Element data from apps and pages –
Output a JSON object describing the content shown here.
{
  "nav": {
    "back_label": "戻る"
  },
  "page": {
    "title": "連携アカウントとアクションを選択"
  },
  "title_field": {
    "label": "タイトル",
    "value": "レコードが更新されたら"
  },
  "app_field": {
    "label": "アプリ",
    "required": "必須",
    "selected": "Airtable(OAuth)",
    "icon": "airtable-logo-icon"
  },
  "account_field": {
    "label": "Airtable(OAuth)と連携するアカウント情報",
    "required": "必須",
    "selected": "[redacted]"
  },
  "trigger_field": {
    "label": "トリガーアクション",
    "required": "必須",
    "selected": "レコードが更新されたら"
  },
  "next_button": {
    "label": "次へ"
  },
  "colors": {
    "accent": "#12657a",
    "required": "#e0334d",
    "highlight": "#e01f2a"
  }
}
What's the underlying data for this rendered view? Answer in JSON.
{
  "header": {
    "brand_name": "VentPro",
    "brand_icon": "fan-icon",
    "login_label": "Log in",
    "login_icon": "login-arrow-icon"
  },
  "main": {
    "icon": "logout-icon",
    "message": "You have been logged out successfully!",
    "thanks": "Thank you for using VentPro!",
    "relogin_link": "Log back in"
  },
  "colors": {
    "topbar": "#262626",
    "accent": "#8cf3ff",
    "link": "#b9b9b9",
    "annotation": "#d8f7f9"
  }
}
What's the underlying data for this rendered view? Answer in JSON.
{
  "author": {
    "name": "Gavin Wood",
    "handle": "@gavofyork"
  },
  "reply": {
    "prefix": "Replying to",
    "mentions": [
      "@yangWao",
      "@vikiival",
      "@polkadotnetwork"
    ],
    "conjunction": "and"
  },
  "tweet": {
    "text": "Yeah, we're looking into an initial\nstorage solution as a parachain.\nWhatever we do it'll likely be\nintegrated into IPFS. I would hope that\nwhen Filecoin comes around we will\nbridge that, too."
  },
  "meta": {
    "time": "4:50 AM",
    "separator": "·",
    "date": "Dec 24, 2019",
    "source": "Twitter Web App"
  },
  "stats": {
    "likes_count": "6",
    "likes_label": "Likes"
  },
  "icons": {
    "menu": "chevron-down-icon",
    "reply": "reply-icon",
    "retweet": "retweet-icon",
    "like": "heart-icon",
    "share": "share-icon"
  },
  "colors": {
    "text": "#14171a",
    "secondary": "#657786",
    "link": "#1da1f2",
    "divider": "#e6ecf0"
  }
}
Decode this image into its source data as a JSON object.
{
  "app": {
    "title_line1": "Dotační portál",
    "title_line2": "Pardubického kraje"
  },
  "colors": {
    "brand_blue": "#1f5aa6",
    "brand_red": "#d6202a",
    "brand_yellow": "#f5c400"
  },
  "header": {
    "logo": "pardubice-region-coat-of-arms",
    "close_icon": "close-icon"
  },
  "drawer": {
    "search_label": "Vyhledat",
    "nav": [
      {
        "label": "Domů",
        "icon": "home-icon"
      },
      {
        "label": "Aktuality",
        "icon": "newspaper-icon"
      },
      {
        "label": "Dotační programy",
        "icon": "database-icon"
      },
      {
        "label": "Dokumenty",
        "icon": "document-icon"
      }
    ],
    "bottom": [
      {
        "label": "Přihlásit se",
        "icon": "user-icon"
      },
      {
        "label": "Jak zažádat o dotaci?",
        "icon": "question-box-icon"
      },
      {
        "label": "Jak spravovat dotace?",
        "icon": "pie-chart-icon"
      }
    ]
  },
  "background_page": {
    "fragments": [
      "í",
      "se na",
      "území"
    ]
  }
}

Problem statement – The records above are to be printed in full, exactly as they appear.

Expected answer –
Output a JSON object describing the content shown here.
{
  "nav": {
    "back_label": "戻る"
  },
  "page": {
    "title": "連携アカウントとアクションを選択"
  },
  "title_field": {
    "label": "タイトル",
    "value": "レコードが更新されたら"
  },
  "app_field": {
    "label": "アプリ",
    "required": "必須",
    "selected": "Airtable(OAuth)",
    "icon": "airtable-logo-icon"
  },
  "account_field": {
    "label": "Airtable(OAuth)と連携するアカウント情報",
    "required": "必須",
    "selected": "[redacted]"
  },
  "trigger_field": {
    "label": "トリガーアクション",
    "required": "必須",
    "selected": "レコードが更新されたら"
  },
  "next_button": {
    "label": "次へ"
  },
  "colors": {
    "accent": "#12657a",
    "required": "#e0334d",
    "highlight": "#e01f2a"
  }
}
What's the underlying data for this rendered view? Answer in JSON.
{
  "header": {
    "brand_name": "VentPro",
    "brand_icon": "fan-icon",
    "login_label": "Log in",
    "login_icon": "login-arrow-icon"
  },
  "main": {
    "icon": "logout-icon",
    "message": "You have been logged out successfully!",
    "thanks": "Thank you for using VentPro!",
    "relogin_link": "Log back in"
  },
  "colors": {
    "topbar": "#262626",
    "accent": "#8cf3ff",
    "link": "#b9b9b9",
    "annotation": "#d8f7f9"
  }
}
What's the underlying data for this rendered view? Answer in JSON.
{
  "author": {
    "name": "Gavin Wood",
    "handle": "@gavofyork"
  },
  "reply": {
    "prefix": "Replying to",
    "mentions": [
      "@yangWao",
      "@vikiival",
      "@polkadotnetwork"
    ],
    "conjunction": "and"
  },
  "tweet": {
    "text": "Yeah, we're looking into an initial\nstorage solution as a parachain.\nWhatever we do it'll likely be\nintegrated into IPFS. I would hope that\nwhen Filecoin comes around we will\nbridge that, too."
  },
  "meta": {
    "time": "4:50 AM",
    "separator": "·",
    "date": "Dec 24, 2019",
    "source": "Twitter Web App"
  },
  "stats": {
    "likes_count": "6",
    "likes_label": "Likes"
  },
  "icons": {
    "menu": "chevron-down-icon",
    "reply": "reply-icon",
    "retweet": "retweet-icon",
    "like": "heart-icon",
    "share": "share-icon"
  },
  "colors": {
    "text": "#14171a",
    "secondary": "#657786",
    "link": "#1da1f2",
    "divider": "#e6ecf0"
  }
}
Decode this image into its source data as a JSON object.
{
  "app": {
    "title_line1": "Dotační portál",
    "title_line2": "Pardubického kraje"
  },
  "colors": {
    "brand_blue": "#1f5aa6",
    "brand_red": "#d6202a",
    "brand_yellow": "#f5c400"
  },
  "header": {
    "logo": "pardubice-region-coat-of-arms",
    "close_icon": "close-icon"
  },
  "drawer": {
    "search_label": "Vyhledat",
    "nav": [
      {
        "label": "Domů",
        "icon": "home-icon"
      },
      {
        "label": "Aktuality",
        "icon": "newspaper-icon"
      },
      {
        "label": "Dotační programy",
        "icon": "database-icon"
      },
      {
        "label": "Dokumenty",
        "icon": "document-icon"
      }
    ],
    "bottom": [
      {
        "label": "Přihlásit se",
        "icon": "user-icon"
      },
      {
        "label": "Jak zažádat o dotaci?",
        "icon": "question-box-icon"
      },
      {
        "label": "Jak spravovat dotace?",
        "icon": "pie-chart-icon"
      }
    ]
  },
  "background_page": {
    "fragments": [
      "í",
      "se na",
      "území"
    ]
  }
}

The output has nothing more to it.